• [What the task asks]: Which lines in the records below include the word "BondCADES"? Report each of them in full.

★ ★ ★ ★

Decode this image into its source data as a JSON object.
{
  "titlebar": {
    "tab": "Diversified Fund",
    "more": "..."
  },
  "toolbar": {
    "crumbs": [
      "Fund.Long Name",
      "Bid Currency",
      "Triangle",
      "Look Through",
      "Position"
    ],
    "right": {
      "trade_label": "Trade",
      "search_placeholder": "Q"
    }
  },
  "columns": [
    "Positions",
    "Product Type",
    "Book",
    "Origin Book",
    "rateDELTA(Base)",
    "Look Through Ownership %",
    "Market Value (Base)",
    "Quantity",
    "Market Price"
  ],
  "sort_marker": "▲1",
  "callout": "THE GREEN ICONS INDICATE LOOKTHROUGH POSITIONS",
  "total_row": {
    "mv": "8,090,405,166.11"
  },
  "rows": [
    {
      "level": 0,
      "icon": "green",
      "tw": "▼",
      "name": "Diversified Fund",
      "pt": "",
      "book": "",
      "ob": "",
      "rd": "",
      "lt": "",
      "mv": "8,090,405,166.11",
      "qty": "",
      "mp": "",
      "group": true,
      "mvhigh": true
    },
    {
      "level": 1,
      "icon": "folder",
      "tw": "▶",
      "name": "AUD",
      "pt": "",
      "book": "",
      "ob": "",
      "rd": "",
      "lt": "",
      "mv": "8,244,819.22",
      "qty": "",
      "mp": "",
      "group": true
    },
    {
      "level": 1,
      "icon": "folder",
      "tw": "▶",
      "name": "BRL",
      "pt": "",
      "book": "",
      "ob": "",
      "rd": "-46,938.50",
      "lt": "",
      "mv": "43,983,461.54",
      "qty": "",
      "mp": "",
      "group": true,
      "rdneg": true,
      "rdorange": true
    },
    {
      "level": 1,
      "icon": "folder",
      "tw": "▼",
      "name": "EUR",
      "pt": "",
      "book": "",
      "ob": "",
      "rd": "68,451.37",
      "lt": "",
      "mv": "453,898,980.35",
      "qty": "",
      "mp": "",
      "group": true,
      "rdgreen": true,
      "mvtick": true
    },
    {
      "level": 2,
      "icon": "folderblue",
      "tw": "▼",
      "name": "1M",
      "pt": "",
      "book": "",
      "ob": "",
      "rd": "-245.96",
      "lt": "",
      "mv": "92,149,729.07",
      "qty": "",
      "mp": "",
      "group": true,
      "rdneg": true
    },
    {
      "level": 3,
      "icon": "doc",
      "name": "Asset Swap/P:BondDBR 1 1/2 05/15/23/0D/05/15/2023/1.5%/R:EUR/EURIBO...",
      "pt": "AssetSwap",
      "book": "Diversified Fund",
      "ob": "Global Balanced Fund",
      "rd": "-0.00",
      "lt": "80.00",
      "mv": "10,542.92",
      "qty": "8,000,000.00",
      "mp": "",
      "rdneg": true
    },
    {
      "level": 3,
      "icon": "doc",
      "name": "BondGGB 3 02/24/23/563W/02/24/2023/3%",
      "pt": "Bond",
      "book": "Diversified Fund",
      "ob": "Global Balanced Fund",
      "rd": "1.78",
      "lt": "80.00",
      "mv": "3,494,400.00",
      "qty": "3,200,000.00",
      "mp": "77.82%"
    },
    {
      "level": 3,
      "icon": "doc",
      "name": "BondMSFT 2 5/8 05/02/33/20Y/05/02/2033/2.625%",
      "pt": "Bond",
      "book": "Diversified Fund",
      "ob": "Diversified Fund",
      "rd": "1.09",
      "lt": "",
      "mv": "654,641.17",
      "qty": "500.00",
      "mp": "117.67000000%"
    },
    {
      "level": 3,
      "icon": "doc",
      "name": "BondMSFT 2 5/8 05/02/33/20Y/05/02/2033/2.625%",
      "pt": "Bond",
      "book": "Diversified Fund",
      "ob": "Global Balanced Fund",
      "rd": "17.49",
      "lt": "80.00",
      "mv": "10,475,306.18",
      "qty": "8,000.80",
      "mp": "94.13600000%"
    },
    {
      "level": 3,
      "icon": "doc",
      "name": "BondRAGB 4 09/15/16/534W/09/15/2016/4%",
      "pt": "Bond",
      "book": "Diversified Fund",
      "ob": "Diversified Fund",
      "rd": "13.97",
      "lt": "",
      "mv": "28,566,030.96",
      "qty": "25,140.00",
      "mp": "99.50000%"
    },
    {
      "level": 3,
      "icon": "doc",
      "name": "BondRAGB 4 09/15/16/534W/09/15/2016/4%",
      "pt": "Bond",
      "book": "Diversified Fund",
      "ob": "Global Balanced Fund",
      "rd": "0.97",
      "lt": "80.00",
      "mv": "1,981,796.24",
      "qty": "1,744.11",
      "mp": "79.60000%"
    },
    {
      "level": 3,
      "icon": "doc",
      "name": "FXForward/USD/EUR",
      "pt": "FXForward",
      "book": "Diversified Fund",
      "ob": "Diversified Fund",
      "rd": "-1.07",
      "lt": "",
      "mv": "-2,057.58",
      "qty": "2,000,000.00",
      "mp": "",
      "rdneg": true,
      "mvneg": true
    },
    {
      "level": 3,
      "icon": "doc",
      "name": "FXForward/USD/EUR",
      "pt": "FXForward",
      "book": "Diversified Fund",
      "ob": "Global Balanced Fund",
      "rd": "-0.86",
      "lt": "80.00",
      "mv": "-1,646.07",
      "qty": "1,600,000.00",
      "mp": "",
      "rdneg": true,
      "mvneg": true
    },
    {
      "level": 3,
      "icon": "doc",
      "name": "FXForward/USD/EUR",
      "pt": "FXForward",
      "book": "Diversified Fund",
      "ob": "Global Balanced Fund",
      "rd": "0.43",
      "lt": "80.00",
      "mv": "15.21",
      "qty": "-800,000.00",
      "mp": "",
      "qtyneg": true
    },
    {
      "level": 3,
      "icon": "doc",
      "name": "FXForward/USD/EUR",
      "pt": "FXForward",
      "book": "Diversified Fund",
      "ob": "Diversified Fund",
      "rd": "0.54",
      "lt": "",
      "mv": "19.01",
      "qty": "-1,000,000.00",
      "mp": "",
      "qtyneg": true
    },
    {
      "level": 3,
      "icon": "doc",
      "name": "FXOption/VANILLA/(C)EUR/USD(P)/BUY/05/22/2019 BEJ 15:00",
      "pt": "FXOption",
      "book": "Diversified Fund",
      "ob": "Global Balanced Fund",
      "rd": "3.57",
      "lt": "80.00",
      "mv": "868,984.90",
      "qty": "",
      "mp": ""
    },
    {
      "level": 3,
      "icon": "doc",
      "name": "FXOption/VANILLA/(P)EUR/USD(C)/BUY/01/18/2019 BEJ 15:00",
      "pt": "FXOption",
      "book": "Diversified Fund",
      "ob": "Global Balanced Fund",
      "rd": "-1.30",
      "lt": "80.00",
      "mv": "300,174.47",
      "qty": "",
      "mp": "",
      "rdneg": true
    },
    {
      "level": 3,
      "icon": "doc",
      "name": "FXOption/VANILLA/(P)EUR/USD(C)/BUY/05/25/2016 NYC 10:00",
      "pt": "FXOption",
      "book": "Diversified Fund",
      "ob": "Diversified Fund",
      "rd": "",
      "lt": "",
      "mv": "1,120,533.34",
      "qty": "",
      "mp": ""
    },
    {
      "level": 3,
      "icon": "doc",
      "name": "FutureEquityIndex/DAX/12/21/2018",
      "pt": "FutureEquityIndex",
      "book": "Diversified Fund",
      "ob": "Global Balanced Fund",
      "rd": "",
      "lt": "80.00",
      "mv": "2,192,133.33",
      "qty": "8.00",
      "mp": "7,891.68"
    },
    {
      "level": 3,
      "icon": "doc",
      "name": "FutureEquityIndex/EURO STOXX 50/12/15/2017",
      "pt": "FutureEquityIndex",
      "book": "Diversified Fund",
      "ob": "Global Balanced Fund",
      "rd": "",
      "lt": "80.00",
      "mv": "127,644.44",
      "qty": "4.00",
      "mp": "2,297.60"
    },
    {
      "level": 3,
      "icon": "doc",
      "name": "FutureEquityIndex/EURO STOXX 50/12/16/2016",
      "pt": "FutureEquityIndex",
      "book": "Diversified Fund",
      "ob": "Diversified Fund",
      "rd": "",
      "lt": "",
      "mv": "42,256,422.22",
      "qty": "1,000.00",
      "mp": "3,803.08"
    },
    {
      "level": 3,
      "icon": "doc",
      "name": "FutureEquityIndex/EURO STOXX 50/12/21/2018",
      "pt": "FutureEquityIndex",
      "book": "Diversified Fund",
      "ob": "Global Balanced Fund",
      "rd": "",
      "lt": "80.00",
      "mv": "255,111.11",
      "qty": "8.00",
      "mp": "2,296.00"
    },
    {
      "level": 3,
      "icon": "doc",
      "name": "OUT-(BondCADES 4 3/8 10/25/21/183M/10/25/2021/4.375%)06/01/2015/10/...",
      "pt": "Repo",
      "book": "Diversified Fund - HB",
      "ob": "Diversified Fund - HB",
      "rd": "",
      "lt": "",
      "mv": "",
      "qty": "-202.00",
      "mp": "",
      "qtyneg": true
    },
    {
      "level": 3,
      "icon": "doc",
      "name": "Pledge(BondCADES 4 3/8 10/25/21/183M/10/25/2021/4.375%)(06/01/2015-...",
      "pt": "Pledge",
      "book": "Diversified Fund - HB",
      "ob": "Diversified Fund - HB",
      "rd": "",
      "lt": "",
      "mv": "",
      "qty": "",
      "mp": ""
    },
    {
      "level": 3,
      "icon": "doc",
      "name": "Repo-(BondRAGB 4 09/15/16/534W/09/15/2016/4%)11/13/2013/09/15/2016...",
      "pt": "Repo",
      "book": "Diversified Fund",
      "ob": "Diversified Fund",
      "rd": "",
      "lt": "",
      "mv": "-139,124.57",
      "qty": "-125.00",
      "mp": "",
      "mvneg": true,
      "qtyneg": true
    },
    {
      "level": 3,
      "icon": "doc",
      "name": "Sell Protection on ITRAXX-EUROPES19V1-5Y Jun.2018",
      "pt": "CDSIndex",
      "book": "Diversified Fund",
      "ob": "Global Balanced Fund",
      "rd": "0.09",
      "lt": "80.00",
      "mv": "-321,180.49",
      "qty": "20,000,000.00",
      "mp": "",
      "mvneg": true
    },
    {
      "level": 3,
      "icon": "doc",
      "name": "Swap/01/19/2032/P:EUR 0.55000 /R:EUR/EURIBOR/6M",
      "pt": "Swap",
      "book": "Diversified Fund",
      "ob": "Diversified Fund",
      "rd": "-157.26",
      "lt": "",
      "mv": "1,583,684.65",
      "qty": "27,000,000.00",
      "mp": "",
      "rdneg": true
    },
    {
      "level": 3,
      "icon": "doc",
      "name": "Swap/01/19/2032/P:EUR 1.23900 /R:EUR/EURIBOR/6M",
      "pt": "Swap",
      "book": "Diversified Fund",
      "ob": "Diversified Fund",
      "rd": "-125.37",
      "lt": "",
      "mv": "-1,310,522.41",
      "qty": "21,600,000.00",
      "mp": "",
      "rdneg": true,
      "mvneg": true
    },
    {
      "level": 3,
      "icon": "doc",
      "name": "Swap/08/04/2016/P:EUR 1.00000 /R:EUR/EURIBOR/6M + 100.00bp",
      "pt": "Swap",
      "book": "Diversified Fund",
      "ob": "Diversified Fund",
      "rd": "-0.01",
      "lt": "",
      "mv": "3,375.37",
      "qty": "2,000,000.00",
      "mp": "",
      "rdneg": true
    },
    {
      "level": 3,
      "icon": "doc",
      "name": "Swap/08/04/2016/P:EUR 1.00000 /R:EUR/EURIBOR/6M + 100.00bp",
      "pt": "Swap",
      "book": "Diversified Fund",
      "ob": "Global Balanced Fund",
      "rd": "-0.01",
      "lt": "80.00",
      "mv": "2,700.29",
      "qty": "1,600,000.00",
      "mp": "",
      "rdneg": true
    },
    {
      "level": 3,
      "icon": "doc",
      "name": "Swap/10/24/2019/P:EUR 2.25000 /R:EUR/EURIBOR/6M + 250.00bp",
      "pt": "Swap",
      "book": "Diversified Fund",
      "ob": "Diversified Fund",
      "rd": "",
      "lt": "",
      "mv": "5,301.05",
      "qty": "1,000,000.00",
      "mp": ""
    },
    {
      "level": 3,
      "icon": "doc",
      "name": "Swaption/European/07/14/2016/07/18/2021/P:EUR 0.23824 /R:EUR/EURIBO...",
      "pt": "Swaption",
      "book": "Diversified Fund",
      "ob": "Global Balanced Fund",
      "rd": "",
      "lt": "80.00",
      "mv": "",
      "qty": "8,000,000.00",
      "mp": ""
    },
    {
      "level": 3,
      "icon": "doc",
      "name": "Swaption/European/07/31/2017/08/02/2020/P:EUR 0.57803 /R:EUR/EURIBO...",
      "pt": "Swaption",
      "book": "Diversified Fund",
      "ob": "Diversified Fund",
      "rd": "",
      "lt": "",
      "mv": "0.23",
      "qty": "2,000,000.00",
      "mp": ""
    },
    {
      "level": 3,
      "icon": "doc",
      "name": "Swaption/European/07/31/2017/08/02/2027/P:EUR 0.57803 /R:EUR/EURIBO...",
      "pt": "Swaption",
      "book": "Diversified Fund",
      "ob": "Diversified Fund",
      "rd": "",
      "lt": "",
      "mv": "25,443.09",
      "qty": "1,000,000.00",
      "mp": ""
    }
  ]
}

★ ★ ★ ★

• [Written answer]:
      "name": "OUT-(BondCADES 4 3/8 10/25/21/183M/10/25/2021/4.375%)06/01/2015/10/...",
      "name": "Pledge(BondCADES 4 3/8 10/25/21/183M/10/25/2021/4.375%)(06/01/2015-...",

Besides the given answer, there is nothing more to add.